Most sushi is safe for pregnant women, especially those with low mercury levels. Raw and undercooked sushi, however, can be risky for a pregnant woman, as they contain parasitic worms, dangerous bacteria, and significant mercury. To prevent these risks, sushi for pregnant women should be cooked properly. Read on to learn more about sushi safety for pregnant women. You’ll also find out why cooked salmon is better than raw.
As a pregnant woman, sushi was one of my favorite things. I would order it regularly and really loved it. But, after reading the research and my doctor telling me that sushi can be bad for you, I stopped eating sushi for a few months. After reading about sushi, I’ve decided to never eat sushi again. If you are pregnant and have been craving sushi, read this article to learn about the research on sushi being safe to eat for pregnant women — and you’ll also find out which types of sushi are not safe for you and your baby.

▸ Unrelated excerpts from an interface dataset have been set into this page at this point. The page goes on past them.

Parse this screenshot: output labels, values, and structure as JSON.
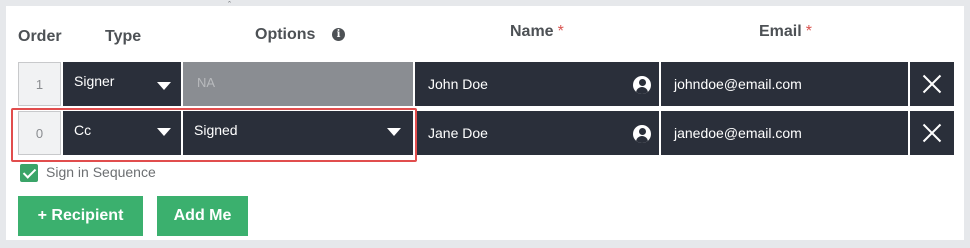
{
  "headers": {
    "order": "Order",
    "type": "Type",
    "options": "Options",
    "name": "Name",
    "email": "Email",
    "required_mark": "*"
  },
  "info_glyph": "i",
  "recipients": [
    {
      "order": "1",
      "type": "Signer",
      "option": "NA",
      "option_disabled": true,
      "name": "John Doe",
      "email": "johndoe@email.com"
    },
    {
      "order": "0",
      "type": "Cc",
      "option": "Signed",
      "option_disabled": false,
      "name": "Jane Doe",
      "email": "janedoe@email.com"
    }
  ],
  "sign_in_sequence": {
    "label": "Sign in Sequence",
    "checked": true
  },
  "buttons": {
    "add_recipient": "+ Recipient",
    "add_me": "Add Me"
  },
  "colors": {
    "dark_field": "#2a2f3a",
    "accent_green": "#3bb06e",
    "highlight_red": "#e14d4d",
    "disabled_field": "#8a8d92"
  },
  "icons": [
    "info-icon",
    "chevron-down-icon",
    "user-icon",
    "close-icon",
    "checkmark-icon"
  ]
}
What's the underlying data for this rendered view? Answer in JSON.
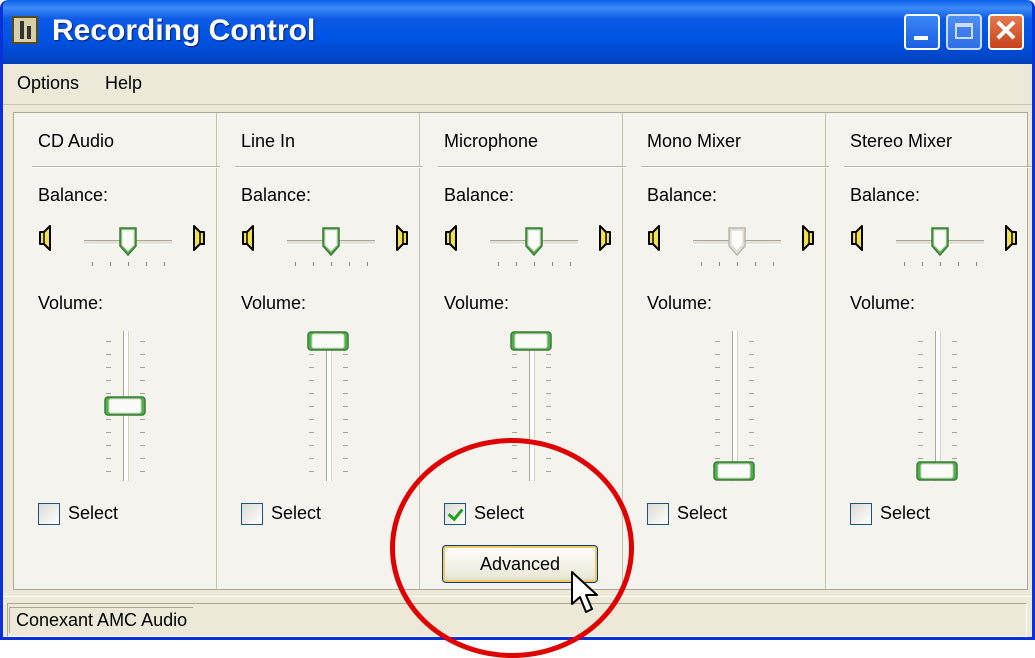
{
  "window": {
    "title": "Recording Control"
  },
  "menu": {
    "items": [
      "Options",
      "Help"
    ]
  },
  "channels": [
    {
      "name": "CD Audio",
      "balance_label": "Balance:",
      "balance": 0.5,
      "volume_label": "Volume:",
      "volume": 0.5,
      "select_label": "Select",
      "selected": false,
      "enabled": true
    },
    {
      "name": "Line In",
      "balance_label": "Balance:",
      "balance": 0.5,
      "volume_label": "Volume:",
      "volume": 1.0,
      "select_label": "Select",
      "selected": false,
      "enabled": true
    },
    {
      "name": "Microphone",
      "balance_label": "Balance:",
      "balance": 0.5,
      "volume_label": "Volume:",
      "volume": 1.0,
      "select_label": "Select",
      "selected": true,
      "enabled": true,
      "advanced_label": "Advanced"
    },
    {
      "name": "Mono Mixer",
      "balance_label": "Balance:",
      "balance": 0.5,
      "volume_label": "Volume:",
      "volume": 0.0,
      "select_label": "Select",
      "selected": false,
      "enabled": false
    },
    {
      "name": "Stereo Mixer",
      "balance_label": "Balance:",
      "balance": 0.5,
      "volume_label": "Volume:",
      "volume": 0.0,
      "select_label": "Select",
      "selected": false,
      "enabled": true
    }
  ],
  "status": {
    "device": "Conexant AMC Audio"
  },
  "colors": {
    "title_bar": "#0054e3",
    "highlight": "#e00000",
    "thumb_green": "#4fb04a"
  },
  "icons": [
    "speaker-left-icon",
    "speaker-right-icon",
    "minimize-icon",
    "maximize-icon",
    "close-icon",
    "mouse-cursor-icon"
  ]
}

Cooked salmon is a good source of protein and minerals for pregnant women
Smoked or cooked salmon is a great choice for pregnant women due to its high protein content and healthy omega-3 fatty acids. However, it is important to consider its risk factors, including its mercury content, before eating it. As a result, pregnant women should stick to two servings of fish per week. Pregnant women should also avoid eating salmon if they have high levels of cholesterol, as it can cause serious health problems.
Besides being high in protein, salmon is also rich in other nutrients, such as minerals and vitamins. A 3-ounce serving of raw salmon contains only 5.4 grams of fat, of which 1.5 grams are omega-3 fatty acids and less than a gram is saturated. It also has an impressive 17 grams of protein, making it a fantastic choice for pregnant women. However, the smaller portion size is important, as portions in restaurants tend to be larger than recommended.
Raw fish is a source of parasitic worms
The FDA has recently issued a public warning regarding the consumption of raw fish, especially by pregnant women and young children. This warning reflects the fact that their immune systems are vulnerable to many types of food-borne illnesses, including parasitic infections. Even though sushi and sashimi are not considered unsafe for pregnant women, they should be avoided. They contain beneficial fatty acids that contribute to the healthy growth of a baby and lower the risk of obesity and heart disease.
While it may be difficult to notice a tapeworm in a sushi roll, sushi chefs are highly skilled at identifying them. They may be only a few millimeters long or smaller – about the size of a five-cent nickel. Sometimes, a small worm may manage to get past the screening steps, and a pregnant woman could have a fetus infected with this parasite.
Listeria is a threat to the fetus
It’s no secret that listeria can be a danger to the fetus when eating raw fish or uncooked sushi. While sushi has been re-refrigerated for several days, listeria can still grow and pose a threat to the fetus. While most cases of listeria are not severe, they can be fatal for the infant.
While Listeria is highly contagious, most people do not contract the infection. However, pregnant women and people with impaired immune systems are at greater risk. A mother infected with listeria during pregnancy may experience mild flu-like symptoms. The infection may also lead to miscarriage, stillbirth, and early labor. In rare cases, listeria can be transferred to the fetus before it is born, resulting in serious illness for the baby.
Avoiding raw fish during pregnancy
If you are pregnant, avoiding raw or undercooked fish is highly recommended. Though there are plenty of varieties of fish that are perfectly safe to eat when fully cooked, raw or undercooked fish contains potentially dangerous parasites and bacteria. Here are some guidelines to help you choose the best option:
The first 12 weeks of pregnancy are particularly sensitive for the baby, as the body begins to develop its organs. Raw fish is particularly hazardous during this period as your immune system is already weakened and can easily be compromised by bacteria and parasites. During this period, you should limit yourself to eating fish, shellfish and sushi to two or three times a week. If you are unsure whether you should eat sushi during pregnancy, consult your doctor first.
When it comes to sushi safety for pregnant women, there are several ingredients to be on the lookout for when making your selection. It’s best to choose items that include cooked or uncooked seafood. And although it might be hard to do, you should probably avoid smoked items like salmon and tuna as well. On the bright side, pickled ginger is safe to eat throughout your entire pregnancy.